• The New JNCHES negotiating timetable is a process that runs across three meetings in March, April and May.  This forum allows for three negotiating meetings (more if required), the first being 29 March, the others being 19 April and 5 May.

• Staff have benefited from excellent pay awards in recent years equating to a cumulative total of at least 16.4% from 2006-07 to 2009-10. Between 2002 – 2009 (which included pay modernisation under the Framework) HE teaching professionals’ average earnings increased by 35.8% (44.5% all staff) compared to 30% in the whole economy (ASHE) and against 20% RPI over the period. Full-time HE teaching professionals’ earnings in April 2009 were £50,091 at the mean (£46,243 at the median). For details go to UCEA’s website:

• HE continues to provide highly regarded benefits, notably its pensions and incremental arrangements. 

Trade Unions continue to express understandable concerns over job security. It should be noted that:

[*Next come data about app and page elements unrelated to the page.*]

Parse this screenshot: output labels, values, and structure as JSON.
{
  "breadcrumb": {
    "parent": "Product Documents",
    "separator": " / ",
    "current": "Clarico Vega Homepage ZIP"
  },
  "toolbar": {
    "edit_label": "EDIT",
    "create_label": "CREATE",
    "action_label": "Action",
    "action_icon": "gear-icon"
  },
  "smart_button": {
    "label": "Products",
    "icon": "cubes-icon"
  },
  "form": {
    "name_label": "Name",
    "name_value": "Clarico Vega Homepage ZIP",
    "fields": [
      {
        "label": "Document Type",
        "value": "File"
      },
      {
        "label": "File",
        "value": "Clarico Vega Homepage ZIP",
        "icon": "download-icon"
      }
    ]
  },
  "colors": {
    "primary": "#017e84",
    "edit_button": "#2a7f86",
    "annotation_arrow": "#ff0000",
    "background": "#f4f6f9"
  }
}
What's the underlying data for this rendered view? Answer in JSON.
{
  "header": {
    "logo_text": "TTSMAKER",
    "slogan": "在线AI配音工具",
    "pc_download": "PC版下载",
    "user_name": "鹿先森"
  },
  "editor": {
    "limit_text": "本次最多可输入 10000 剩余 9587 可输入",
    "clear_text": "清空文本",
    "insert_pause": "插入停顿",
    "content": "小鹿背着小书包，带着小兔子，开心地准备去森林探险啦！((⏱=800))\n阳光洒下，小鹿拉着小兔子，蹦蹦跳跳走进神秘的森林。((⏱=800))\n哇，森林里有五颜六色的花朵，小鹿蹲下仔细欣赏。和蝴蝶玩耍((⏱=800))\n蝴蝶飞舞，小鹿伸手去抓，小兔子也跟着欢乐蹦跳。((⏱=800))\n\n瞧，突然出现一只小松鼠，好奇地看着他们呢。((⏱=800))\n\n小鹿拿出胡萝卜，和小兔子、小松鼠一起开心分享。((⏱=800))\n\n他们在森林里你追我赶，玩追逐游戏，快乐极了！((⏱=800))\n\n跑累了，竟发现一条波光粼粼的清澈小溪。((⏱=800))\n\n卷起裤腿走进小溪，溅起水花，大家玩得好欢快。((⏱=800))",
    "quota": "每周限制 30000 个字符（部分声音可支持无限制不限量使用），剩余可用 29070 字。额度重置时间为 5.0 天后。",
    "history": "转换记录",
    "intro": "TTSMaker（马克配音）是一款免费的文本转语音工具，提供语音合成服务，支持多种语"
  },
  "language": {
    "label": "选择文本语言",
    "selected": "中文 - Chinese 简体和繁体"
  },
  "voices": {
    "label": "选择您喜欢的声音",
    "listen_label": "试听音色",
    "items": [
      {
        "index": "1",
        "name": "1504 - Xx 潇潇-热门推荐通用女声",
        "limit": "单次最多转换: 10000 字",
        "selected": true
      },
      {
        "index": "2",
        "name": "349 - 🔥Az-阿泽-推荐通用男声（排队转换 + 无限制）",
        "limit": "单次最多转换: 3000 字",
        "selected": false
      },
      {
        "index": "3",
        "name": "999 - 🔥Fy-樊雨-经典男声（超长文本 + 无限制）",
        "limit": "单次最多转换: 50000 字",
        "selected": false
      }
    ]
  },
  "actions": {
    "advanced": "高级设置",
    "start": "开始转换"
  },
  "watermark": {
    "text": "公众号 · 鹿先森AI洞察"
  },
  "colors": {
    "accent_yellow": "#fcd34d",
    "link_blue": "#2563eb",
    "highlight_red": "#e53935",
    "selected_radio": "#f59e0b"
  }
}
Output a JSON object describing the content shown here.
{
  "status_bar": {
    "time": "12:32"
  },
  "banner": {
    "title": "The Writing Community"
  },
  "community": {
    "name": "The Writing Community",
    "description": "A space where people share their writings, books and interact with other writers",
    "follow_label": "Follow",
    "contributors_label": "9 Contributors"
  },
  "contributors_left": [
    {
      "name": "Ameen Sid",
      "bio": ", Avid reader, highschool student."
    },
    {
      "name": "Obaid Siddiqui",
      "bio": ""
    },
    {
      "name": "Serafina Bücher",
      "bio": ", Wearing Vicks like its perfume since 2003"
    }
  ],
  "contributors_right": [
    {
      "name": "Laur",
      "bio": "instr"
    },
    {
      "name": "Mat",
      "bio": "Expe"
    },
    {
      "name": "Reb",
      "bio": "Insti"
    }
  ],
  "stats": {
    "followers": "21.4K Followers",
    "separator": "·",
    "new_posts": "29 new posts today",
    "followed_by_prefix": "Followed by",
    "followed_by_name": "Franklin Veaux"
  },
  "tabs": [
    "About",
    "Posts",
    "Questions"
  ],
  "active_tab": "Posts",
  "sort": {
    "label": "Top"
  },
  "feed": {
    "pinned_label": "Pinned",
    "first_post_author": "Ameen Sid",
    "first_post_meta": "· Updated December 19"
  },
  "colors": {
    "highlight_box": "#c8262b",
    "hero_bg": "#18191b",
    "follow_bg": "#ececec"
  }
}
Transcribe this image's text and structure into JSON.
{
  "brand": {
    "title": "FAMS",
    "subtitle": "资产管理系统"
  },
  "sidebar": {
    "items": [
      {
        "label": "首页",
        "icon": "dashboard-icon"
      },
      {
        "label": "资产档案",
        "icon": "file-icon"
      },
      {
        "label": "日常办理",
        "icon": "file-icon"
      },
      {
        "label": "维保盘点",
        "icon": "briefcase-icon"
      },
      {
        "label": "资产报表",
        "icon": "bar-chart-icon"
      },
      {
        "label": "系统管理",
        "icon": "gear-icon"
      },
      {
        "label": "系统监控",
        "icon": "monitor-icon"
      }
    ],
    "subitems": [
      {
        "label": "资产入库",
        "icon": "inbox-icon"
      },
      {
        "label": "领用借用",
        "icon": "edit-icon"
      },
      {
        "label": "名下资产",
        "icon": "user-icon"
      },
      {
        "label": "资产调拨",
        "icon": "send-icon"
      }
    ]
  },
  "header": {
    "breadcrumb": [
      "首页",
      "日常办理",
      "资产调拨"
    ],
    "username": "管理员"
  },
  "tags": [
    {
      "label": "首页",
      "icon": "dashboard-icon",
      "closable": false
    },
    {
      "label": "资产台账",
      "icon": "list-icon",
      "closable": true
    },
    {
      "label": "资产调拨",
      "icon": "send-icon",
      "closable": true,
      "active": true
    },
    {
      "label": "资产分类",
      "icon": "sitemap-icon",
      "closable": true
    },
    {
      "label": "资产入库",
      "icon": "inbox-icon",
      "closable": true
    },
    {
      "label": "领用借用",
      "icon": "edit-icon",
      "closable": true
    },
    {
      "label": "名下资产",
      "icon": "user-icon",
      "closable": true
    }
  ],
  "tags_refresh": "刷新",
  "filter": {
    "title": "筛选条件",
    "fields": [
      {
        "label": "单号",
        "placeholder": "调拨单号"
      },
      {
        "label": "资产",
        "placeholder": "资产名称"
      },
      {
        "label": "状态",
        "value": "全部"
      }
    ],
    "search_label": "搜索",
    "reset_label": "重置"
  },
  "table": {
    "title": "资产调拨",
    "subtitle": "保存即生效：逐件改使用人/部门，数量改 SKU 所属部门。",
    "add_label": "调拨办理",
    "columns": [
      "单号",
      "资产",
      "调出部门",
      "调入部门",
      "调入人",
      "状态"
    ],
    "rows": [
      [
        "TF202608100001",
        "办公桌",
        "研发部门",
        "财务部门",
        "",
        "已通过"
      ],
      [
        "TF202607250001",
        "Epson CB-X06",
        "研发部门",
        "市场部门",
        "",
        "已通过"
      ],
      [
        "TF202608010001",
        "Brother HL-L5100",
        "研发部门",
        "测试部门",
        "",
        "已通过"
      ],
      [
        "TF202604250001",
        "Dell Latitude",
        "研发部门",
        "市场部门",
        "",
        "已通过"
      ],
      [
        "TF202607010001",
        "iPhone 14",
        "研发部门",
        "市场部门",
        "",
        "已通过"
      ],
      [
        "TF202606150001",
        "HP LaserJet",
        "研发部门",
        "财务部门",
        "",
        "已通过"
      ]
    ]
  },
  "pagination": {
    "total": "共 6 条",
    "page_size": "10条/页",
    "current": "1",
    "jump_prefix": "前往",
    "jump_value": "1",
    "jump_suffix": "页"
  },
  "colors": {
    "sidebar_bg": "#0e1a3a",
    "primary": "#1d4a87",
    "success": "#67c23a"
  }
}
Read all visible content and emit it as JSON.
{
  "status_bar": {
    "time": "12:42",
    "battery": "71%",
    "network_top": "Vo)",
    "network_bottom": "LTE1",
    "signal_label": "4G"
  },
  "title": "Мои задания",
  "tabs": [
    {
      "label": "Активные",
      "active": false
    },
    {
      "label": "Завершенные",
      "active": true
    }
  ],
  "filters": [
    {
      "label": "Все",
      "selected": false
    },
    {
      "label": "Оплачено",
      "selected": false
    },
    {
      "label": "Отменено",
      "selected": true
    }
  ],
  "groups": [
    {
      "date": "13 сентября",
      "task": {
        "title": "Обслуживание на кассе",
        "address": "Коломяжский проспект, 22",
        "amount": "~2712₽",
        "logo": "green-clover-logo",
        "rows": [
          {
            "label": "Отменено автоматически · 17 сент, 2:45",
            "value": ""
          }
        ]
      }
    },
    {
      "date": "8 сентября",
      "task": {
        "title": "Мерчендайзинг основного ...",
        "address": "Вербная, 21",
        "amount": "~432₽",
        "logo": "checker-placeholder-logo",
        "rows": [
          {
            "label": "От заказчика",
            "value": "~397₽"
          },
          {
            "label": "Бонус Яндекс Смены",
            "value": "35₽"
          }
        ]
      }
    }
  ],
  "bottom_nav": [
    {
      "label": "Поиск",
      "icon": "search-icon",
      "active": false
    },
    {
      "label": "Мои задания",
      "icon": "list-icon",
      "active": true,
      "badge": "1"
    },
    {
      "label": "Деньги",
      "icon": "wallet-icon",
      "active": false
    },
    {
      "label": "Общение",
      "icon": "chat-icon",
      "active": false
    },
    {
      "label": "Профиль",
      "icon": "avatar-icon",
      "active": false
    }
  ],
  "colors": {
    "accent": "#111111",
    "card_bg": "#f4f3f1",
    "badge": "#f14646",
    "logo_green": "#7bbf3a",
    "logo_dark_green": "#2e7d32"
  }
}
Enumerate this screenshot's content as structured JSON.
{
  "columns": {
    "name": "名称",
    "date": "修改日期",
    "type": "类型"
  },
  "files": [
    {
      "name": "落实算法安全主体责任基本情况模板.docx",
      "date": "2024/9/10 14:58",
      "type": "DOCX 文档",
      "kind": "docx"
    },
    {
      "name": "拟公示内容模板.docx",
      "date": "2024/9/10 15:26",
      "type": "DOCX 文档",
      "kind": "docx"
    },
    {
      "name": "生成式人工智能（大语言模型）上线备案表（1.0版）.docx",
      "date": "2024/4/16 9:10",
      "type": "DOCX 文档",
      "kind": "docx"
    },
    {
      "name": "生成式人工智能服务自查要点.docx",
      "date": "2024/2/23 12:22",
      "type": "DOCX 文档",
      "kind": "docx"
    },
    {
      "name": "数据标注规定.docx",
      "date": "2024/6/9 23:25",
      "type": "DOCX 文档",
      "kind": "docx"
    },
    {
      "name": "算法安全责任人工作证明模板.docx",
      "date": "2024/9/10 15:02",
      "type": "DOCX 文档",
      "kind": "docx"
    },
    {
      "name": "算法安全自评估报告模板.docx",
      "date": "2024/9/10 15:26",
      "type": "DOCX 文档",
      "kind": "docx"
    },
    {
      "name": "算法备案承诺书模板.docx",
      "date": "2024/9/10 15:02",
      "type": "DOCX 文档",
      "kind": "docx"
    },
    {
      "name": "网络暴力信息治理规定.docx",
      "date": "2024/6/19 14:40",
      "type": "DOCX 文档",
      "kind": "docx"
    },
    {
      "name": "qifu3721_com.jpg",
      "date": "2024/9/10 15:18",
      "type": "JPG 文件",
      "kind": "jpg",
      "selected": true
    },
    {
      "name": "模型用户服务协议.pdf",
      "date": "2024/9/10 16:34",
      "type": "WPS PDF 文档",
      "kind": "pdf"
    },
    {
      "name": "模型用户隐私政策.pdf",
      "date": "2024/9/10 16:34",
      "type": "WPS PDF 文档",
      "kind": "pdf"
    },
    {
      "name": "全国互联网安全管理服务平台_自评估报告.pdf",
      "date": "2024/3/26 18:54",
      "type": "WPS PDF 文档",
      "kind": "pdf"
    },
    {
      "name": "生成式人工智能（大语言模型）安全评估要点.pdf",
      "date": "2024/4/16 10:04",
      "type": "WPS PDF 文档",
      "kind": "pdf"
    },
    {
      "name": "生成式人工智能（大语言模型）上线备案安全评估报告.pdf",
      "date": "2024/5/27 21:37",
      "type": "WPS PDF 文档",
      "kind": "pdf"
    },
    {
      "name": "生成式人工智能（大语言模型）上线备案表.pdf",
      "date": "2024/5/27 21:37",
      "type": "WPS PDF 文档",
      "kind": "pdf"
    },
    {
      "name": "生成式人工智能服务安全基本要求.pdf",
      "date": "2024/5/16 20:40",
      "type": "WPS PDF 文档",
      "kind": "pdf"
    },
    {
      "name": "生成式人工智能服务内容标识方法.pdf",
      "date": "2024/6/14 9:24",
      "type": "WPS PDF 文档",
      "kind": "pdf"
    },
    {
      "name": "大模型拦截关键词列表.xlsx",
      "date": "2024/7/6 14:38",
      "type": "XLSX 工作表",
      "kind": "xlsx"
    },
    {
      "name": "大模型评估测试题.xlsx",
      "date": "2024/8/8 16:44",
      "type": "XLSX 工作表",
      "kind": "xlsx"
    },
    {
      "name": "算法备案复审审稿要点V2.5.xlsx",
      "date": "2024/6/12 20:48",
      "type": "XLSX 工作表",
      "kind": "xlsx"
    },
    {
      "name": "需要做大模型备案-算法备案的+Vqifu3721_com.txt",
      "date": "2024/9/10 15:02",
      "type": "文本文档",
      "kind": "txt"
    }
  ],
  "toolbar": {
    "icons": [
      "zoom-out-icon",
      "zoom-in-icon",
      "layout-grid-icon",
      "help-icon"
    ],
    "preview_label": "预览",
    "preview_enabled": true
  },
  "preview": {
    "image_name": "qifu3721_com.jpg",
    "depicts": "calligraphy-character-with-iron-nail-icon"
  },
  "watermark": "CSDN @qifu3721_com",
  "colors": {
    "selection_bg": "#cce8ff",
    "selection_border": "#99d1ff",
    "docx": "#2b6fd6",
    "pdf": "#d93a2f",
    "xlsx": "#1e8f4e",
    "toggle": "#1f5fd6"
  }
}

• The Digest on job security, developed through Acas during the 2009 pay negotiations, encourages dialogue and understanding of important issues facing institutions considering staffing matters, including serious financial sustainability challenges. This Digest is a reference document specific to the HE sector. The Digest was distributed by employers and unions in March 2010.

• HE staff have some of the best employment frameworks in the UK. Decisions affecting jobs are never taken lightly at institutional level and would be considered against the backdrop of rigorous processes in place for staffing matters involving change.

• A recent (18 March 2010) Times Higher Education feature ‘Ready for the storm?’ made clear that, even prior to recent HEFCE and HEFCW funding cuts, sector finances were in far from good health. As the article makes clear:
David Edwards, director of Grant Thornton's not-for-profit advisory services division, says the financial survey suggests that 2008-09 was "the last of the good years": "Our concern is that despite a period of plenty, the sector is still in fragile shape to cope with the lean years to come," he says. "An average surplus for the sector of just 1.4 per cent is marginal at best, particularly when the primary source of income for the sector (funding council grants) is being cut, and the next highest (tuition fees) is capped. That gives the sector very little room to move, and despite efforts to bolster other areas of income, many institutions are going to have to look to cost savings to achieve financial sustainability."